### PROBLEM LINK:

**Author:** Dmytro Berezin

**Tester:** Praveen Dhinwa and Hiroto Sekido

**Editorialist:** Lalit Kundu

### DIFFICULTY:

Easy

### PREREQUISITES:

Graph, Shortest Path Algorithms

### PROBLEM:

A directed graph with N vertices and M edges is given.

What is the minimum number of edges he needs to reverse in order to have at least one path from vertex 1 to vertex N, where the vertices are numbered from 1 to N?

1 ≤ N,M ≤ 10^{5}

### EXPLANATION:

Add reverse edge of each original edge in the graph. Give reverse edge a weight=1 and all original edges a weight of 0. Now, the length of the shortest path will give us the answer.

How?

If shortest path is p: it means we used k reverse edges in the shortest path.
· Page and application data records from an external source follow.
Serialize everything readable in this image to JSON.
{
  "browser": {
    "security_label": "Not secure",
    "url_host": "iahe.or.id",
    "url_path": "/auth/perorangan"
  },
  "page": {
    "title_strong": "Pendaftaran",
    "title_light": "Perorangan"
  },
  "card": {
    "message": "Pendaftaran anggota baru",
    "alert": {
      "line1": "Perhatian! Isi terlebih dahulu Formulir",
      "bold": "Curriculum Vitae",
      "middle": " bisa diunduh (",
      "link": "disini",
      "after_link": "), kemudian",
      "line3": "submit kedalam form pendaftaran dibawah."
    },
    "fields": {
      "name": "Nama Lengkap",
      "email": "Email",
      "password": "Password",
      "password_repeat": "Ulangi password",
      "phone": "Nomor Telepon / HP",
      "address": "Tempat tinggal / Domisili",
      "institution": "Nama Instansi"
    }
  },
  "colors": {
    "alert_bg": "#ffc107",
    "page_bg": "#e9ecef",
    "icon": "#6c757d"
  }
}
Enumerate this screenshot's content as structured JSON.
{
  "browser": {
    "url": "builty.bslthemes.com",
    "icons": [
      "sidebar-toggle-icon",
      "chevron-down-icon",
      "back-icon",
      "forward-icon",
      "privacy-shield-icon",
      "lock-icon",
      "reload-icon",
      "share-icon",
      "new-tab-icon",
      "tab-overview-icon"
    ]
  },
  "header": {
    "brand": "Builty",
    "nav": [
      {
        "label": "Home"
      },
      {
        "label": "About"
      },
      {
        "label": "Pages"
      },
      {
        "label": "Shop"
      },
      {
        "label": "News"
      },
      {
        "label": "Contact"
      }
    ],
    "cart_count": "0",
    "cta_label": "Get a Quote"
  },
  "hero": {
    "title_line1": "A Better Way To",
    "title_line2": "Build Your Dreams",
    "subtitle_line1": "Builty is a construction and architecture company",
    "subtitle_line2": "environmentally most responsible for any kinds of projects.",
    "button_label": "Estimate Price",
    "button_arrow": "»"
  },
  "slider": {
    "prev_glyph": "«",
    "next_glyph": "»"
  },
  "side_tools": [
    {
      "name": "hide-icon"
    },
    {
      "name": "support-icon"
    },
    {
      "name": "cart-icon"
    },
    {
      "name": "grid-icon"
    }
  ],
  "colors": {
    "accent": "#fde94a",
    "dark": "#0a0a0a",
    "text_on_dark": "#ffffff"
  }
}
So, it will give us the answer.

The shortest path algorithm will always try to use as less reverse paths possible because they have higher weight than original edges.

To find shortest path, we can use Dijkstra’s Algorithm which works in O(|E| log |V|) if implemented using adjacency lists and priority queue.

Also, since there are only 0 and 1 weight edges, we can also do this by BFS: maintain a deque instead of a queue and add a vertex to the front of the deque if 0 edge is used and to the back of the deque otherwise.